• What you are asked to do:
Write out each line of the records that has "Year" in it.

[[ The data open ]]

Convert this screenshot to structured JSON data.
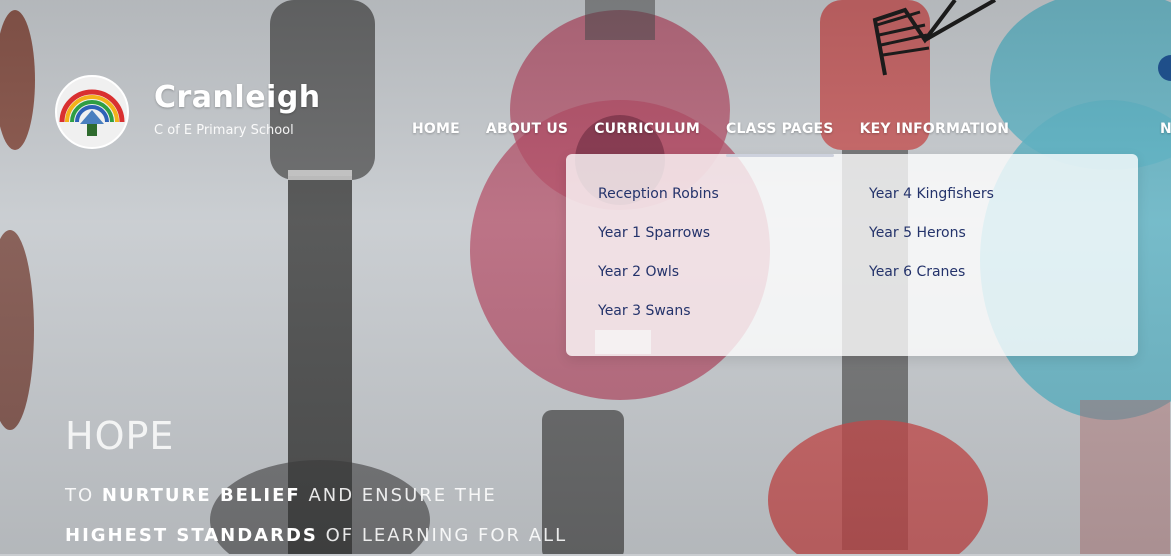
{
  "school": {
    "name": "Cranleigh",
    "subtitle": "C of E Primary School"
  },
  "nav": {
    "items": [
      {
        "label": "HOME",
        "active": false
      },
      {
        "label": "ABOUT US",
        "active": false
      },
      {
        "label": "CURRICULUM",
        "active": false
      },
      {
        "label": "CLASS PAGES",
        "active": true
      },
      {
        "label": "KEY INFORMATION",
        "active": false
      }
    ],
    "overflow_label": "N"
  },
  "dropdown": {
    "left_column": [
      "Reception Robins",
      "Year 1 Sparrows",
      "Year 2 Owls",
      "Year 3 Swans"
    ],
    "right_column": [
      "Year 4 Kingfishers",
      "Year 5 Herons",
      "Year 6 Cranes"
    ]
  },
  "hero": {
    "title": "HOPE",
    "line1_prefix": "TO ",
    "line1_bold": "NURTURE BELIEF",
    "line1_suffix": " AND ENSURE THE",
    "line2_bold": "HIGHEST STANDARDS",
    "line2_suffix": " OF LEARNING FOR ALL"
  },
  "colors": {
    "accent": "#1f2f63",
    "dropdown_link": "#24336b",
    "ukulele_pink": "#b44c66",
    "ukulele_red": "#c84c4c",
    "ukulele_teal": "#5fb4c5"
  },
  "icons": {
    "logo": "rainbow-school-crest-icon",
    "scribble": "sketch-scribble-icon"
  }
}
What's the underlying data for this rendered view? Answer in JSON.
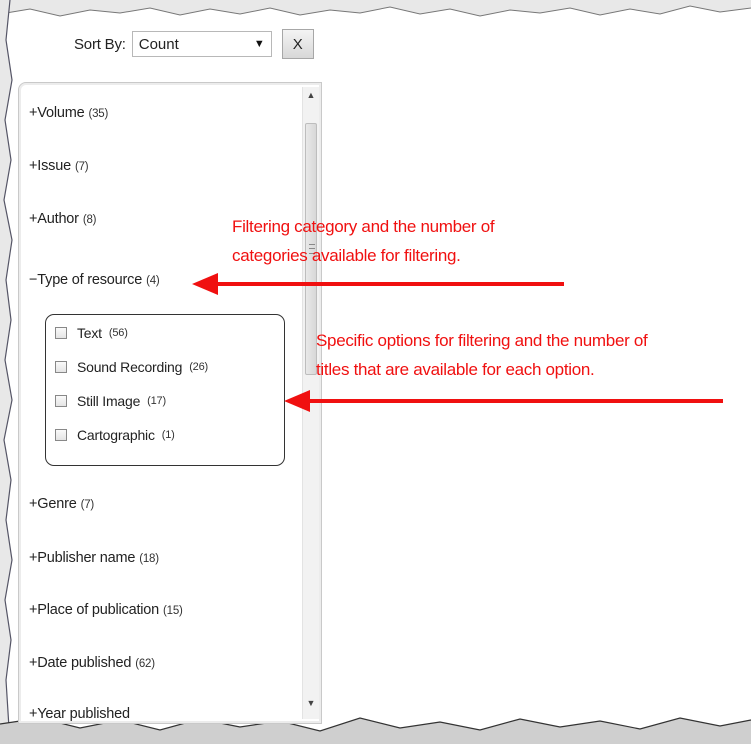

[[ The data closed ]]

• Result for this task:
      "Year 1 Sparrows",
      "Year 2 Owls",
      "Year 3 Swans"
      "Year 4 Kingfishers",
      "Year 5 Herons",
      "Year 6 Cranes"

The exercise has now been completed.